_What is needed_. Count up the lines in the listing below that hold "Settings", and answer with the total alone.

_Records shown_.
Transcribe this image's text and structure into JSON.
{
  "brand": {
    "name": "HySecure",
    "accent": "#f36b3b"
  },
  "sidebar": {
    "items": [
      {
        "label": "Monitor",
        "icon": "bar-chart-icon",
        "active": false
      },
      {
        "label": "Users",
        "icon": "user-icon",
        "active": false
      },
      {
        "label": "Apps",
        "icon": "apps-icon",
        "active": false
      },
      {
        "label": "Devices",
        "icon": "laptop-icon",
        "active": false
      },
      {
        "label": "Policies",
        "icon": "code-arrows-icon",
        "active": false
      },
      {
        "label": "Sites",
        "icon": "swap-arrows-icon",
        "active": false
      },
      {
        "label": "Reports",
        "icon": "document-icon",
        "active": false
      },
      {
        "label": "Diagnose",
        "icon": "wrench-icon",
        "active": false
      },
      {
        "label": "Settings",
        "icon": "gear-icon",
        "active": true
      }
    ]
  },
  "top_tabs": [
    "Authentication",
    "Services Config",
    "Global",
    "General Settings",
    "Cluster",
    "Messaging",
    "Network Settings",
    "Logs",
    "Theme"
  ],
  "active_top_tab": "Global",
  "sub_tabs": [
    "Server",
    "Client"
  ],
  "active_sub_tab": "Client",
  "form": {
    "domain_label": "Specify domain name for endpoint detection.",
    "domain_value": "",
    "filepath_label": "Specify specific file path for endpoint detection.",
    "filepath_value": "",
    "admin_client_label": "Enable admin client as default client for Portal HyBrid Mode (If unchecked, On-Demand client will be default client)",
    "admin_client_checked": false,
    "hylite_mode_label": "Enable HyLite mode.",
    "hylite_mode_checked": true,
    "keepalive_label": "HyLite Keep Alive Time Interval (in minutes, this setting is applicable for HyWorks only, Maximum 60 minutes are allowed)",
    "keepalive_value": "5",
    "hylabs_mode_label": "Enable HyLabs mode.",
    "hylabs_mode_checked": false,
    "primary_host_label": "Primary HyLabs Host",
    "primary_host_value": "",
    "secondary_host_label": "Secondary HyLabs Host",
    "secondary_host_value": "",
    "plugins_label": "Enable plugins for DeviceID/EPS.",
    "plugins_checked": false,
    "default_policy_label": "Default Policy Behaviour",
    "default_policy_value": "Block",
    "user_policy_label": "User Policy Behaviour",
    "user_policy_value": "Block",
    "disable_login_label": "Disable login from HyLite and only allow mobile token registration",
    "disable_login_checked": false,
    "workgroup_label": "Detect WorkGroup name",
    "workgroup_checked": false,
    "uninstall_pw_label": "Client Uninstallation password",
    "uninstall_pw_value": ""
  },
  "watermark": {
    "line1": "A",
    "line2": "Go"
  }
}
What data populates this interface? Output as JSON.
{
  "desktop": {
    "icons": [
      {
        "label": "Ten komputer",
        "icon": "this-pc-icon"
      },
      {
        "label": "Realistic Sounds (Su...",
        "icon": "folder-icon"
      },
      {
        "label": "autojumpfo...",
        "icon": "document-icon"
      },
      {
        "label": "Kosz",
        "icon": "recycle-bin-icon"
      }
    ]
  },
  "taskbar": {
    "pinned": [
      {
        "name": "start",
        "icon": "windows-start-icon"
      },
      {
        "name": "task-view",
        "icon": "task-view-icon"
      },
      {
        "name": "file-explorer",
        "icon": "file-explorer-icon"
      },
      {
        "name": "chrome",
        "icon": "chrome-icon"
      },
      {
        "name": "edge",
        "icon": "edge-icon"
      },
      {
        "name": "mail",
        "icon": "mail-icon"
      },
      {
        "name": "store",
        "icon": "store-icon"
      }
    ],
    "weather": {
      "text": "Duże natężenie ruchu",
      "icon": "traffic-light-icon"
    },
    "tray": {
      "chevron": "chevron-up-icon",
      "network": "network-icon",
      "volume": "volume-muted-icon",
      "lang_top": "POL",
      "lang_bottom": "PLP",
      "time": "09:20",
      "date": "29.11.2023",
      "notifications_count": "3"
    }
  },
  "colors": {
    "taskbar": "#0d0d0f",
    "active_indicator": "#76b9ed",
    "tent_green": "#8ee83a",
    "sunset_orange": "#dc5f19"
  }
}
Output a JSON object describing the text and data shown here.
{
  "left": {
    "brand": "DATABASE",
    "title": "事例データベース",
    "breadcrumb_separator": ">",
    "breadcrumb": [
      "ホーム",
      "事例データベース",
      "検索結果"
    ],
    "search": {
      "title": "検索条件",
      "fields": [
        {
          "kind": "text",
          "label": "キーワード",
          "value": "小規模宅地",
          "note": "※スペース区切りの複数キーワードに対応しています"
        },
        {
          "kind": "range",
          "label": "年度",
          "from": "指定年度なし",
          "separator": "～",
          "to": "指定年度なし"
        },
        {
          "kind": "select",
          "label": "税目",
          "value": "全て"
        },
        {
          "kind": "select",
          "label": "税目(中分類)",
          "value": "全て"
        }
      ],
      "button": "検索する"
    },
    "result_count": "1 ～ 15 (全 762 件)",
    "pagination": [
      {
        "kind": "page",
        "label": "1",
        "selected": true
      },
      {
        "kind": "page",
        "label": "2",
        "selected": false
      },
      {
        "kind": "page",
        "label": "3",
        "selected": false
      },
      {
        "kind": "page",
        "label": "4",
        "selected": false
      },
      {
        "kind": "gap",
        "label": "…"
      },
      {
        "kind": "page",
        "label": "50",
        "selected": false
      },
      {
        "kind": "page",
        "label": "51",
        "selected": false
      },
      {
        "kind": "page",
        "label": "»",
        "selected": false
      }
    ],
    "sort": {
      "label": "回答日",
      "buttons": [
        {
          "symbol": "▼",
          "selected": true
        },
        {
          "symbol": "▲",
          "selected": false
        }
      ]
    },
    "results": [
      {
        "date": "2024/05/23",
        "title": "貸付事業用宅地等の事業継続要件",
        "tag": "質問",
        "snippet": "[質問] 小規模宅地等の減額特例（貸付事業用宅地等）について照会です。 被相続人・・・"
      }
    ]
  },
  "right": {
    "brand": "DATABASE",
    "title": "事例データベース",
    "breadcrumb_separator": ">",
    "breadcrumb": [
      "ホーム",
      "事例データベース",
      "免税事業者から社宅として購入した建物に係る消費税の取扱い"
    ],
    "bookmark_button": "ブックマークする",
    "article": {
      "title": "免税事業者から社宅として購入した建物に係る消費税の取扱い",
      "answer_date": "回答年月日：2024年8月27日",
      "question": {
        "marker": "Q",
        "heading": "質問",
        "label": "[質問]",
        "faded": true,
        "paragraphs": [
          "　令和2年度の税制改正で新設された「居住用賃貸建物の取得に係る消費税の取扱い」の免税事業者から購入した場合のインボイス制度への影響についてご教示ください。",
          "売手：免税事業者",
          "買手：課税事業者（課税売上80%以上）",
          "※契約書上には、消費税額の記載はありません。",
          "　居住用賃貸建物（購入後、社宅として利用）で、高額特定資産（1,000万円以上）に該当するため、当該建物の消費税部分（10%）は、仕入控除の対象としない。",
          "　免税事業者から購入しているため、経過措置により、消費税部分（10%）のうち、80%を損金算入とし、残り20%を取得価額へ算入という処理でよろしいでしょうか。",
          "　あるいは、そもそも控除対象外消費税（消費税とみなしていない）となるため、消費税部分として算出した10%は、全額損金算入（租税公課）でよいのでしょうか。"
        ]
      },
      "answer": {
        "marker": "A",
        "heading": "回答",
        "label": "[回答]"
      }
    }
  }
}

_The answer_. 3